Utilizing focus, we naturally and seamlessly broaden or narrow awareness of the physical senses, shutting out unwanted information while heightening what interests us. We may be listening to the birds chirping in the trees but not hear the sound of the wind, or alternatively hear the menacing wind but not the gentle sounds of birds. We may become unaware of the noise and activity of children playing nearby as we focus on reading a captivating story. And we can break through present moment constraints utilizing the warehouse of our stored knowledge, imagining walking through ancient Rome, or piloting a spaceship in the distant future, entirely forgetting the physical world in front of us. Most important is that we become aware of our present focus and develop a conscious intent toward understanding and guiding our focus.
For developing a present moment awareness, we should become attentive to this ever-changing focus. Meditation and contemplation exercises typically do this, eliminating frivolous thoughts and training the mind to be steady. But forgetting the moment and allowing our attentions to wander is frivolous thought and a symptom of an undisciplined mind. If we think ahead to the cup on our table at the café and take care to follow our focus as it changes from one object or event to another, we will be living in the present moment where thought and activity are congruent. This is the crux of present moment awareness, the merging of thought and activity, true even when we change our focus to the imagined, if we are cognizant that we are doing it.

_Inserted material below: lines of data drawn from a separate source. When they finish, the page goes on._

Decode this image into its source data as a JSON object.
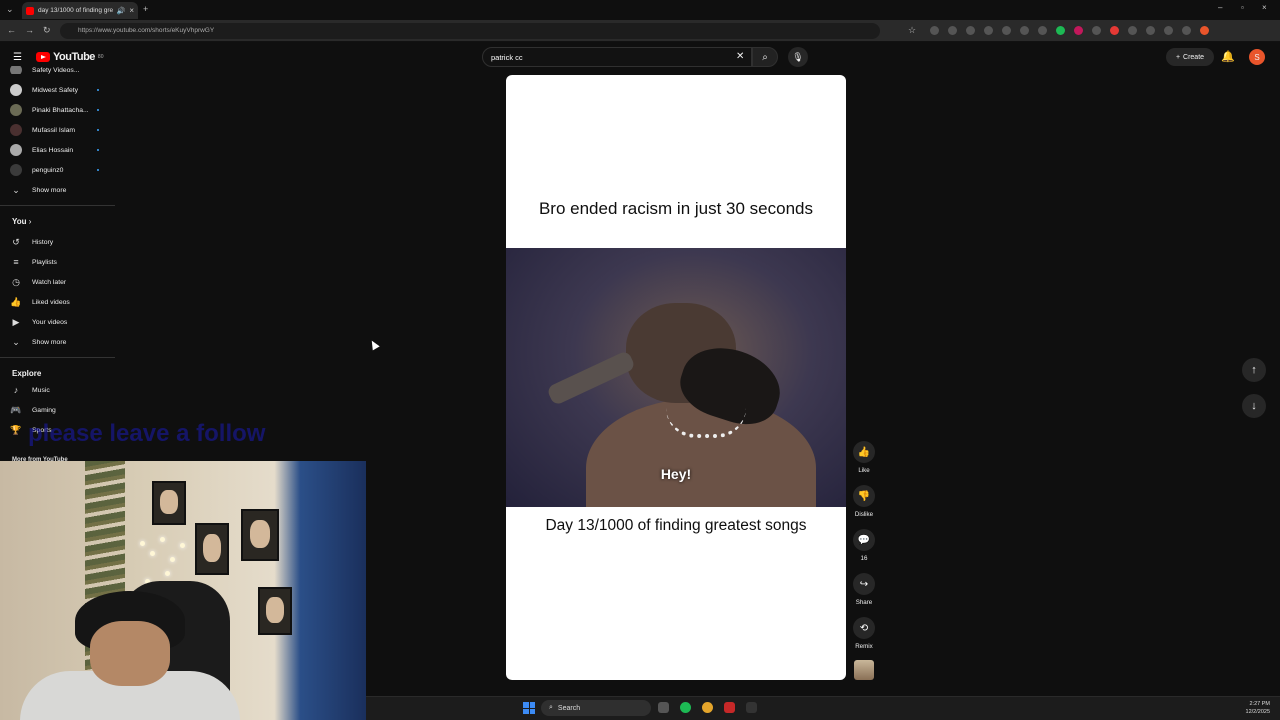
{
  "browser": {
    "tab_title": "day 13/1000 of finding gre...",
    "url": "https://www.youtube.com/shorts/eKuyVhprwGY"
  },
  "header": {
    "logo": "YouTube",
    "logo_badge": "80",
    "search_value": "patrick cc",
    "create_label": "Create",
    "avatar_letter": "S"
  },
  "sidebar": {
    "subscriptions": [
      {
        "label": "Safety Videos..."
      },
      {
        "label": "Midwest Safety"
      },
      {
        "label": "Pinaki Bhattacha..."
      },
      {
        "label": "Mufassil Islam"
      },
      {
        "label": "Elias Hossain"
      },
      {
        "label": "penguinz0"
      }
    ],
    "subs_show_more": "Show more",
    "you_heading": "You",
    "you_items": [
      {
        "label": "History",
        "icon": "history-icon"
      },
      {
        "label": "Playlists",
        "icon": "playlists-icon"
      },
      {
        "label": "Watch later",
        "icon": "clock-icon"
      },
      {
        "label": "Liked videos",
        "icon": "thumbs-up-icon"
      },
      {
        "label": "Your videos",
        "icon": "video-icon"
      }
    ],
    "you_show_more": "Show more",
    "explore_heading": "Explore",
    "explore_items": [
      {
        "label": "Music",
        "icon": "music-note-icon"
      },
      {
        "label": "Gaming",
        "icon": "gamepad-icon"
      },
      {
        "label": "Sports",
        "icon": "trophy-icon"
      }
    ],
    "more_from": "More from YouTube"
  },
  "overlay_text": "please leave a follow",
  "short": {
    "top_caption": "Bro ended racism in just 30 seconds",
    "video_subtitle": "Hey!",
    "bottom_caption": "Day 13/1000 of finding greatest songs"
  },
  "actions": {
    "like": "Like",
    "dislike": "Dislike",
    "comments": "16",
    "share": "Share",
    "remix": "Remix"
  },
  "taskbar": {
    "search": "Search",
    "time": "2:27 PM",
    "date": "12/2/2025"
  }
}
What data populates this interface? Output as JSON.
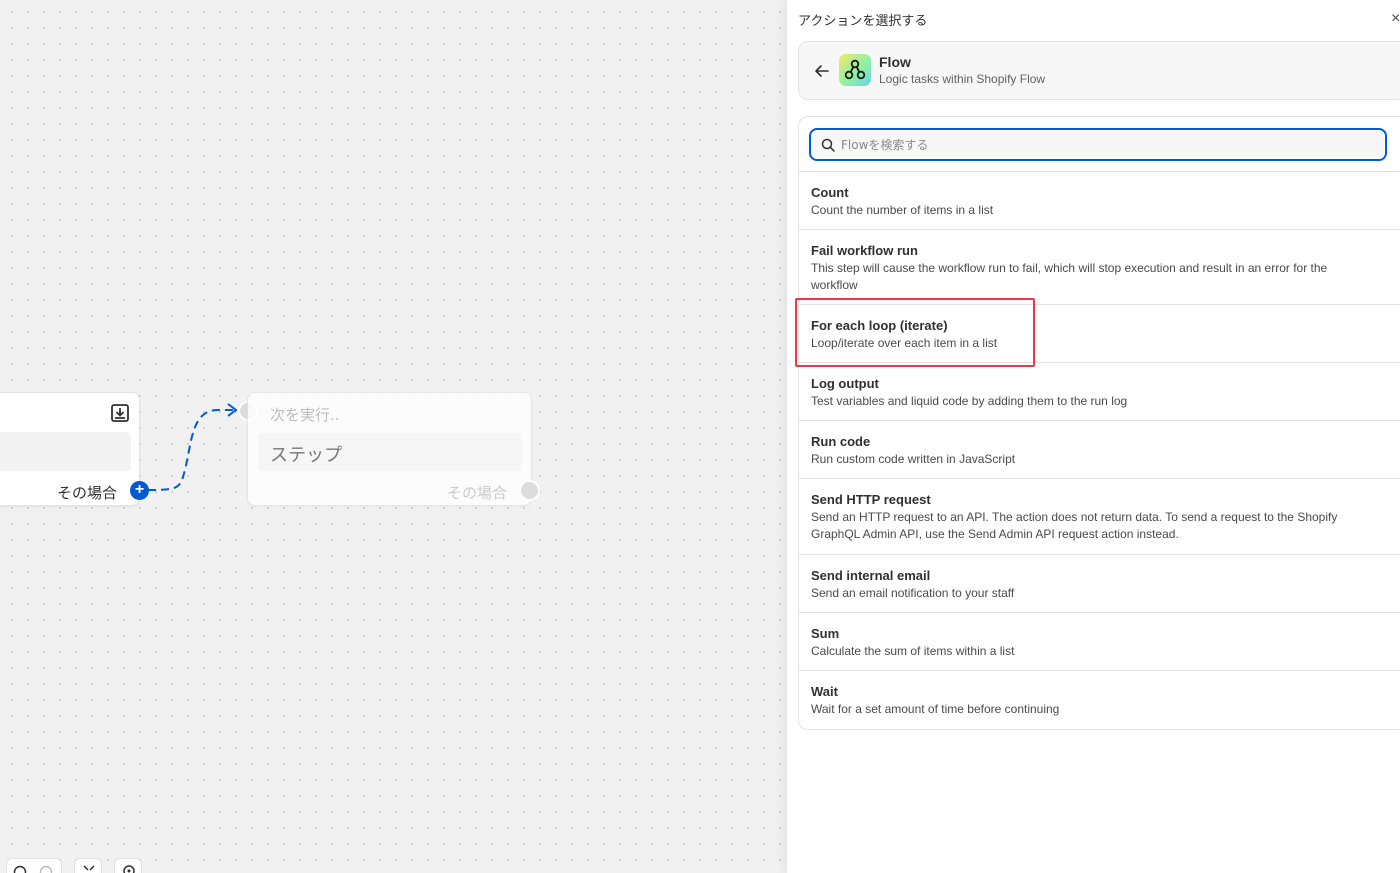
{
  "canvas": {
    "source_node": {
      "condition_label": "その場合"
    },
    "next_node": {
      "header": "次を実行..",
      "step_label": "ステップ",
      "condition_label": "その場合"
    }
  },
  "panel": {
    "title": "アクションを選択する",
    "close_symbol": "×",
    "app": {
      "name": "Flow",
      "description": "Logic tasks within Shopify Flow"
    },
    "search": {
      "placeholder": "Flowを検索する",
      "value": ""
    },
    "actions": [
      {
        "name": "Count",
        "description": "Count the number of items in a list"
      },
      {
        "name": "Fail workflow run",
        "description": "This step will cause the workflow run to fail, which will stop execution and result in an error for the workflow"
      },
      {
        "name": "For each loop (iterate)",
        "description": "Loop/iterate over each item in a list"
      },
      {
        "name": "Log output",
        "description": "Test variables and liquid code by adding them to the run log"
      },
      {
        "name": "Run code",
        "description": "Run custom code written in JavaScript"
      },
      {
        "name": "Send HTTP request",
        "description": "Send an HTTP request to an API. The action does not return data. To send a request to the Shopify GraphQL Admin API, use the Send Admin API request action instead."
      },
      {
        "name": "Send internal email",
        "description": "Send an email notification to your staff"
      },
      {
        "name": "Sum",
        "description": "Calculate the sum of items within a list"
      },
      {
        "name": "Wait",
        "description": "Wait for a set amount of time before continuing"
      }
    ]
  },
  "colors": {
    "accent": "#005bd3",
    "highlight": "#e8394c"
  }
}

Focus is in play when transitioning between waking and sleeping states. In the book “Seth Speaks” dictated by Jane Roberts in trance state, the elevated entity Seth speaking from another dimension tells of how we pass into sleep entering progressively deeper states, our body becoming less and less physical. At the deepest state we become devoid of form, communication happening through “direct experience” absent of symbols and images. We awaken back to physical form through a reverse process. Seth tells of “signposts” that appear when we are about to fall into a deeper state, in the form of recognizable dreams. Jane will dream where she is at a strange house and begins exploring the new surroundings. This same dream happens when she is about to leave her body to a deeper phase of sleep. Thus her dream is not exactly the same dream each time, for the house will be different. But the signpost dream recurrence is recognizable and repetitious, and different for each person. Seth tells us to be alert for our own personal dreaming signpost when we lay down to sleep, for with practice we may learn to identify and enter these states with mental cognizance as our “sleeping” focus changes.
Our learning to focus while in the waking state thus disciplines the mind and is our vehicle for exploring this world and ultimately a conscious discovering of dream state realities. And the time to begin is now.
About the Author
Arthur Telling has written numerous stories and articles on religion, philosophy, and metaphysics. His article, “A Different Jesus Message” appeared in the Nov. 2011 AMORC Rosicrucian Digest. Telling is the author of “Johann’s Awakening“, a parody of Jonathan Livingston Seagull, and several novels including “Kaitlin’s Message”, exploring the secret sayings of the Gospel of Thomas. His website is: www.arthurtelling.com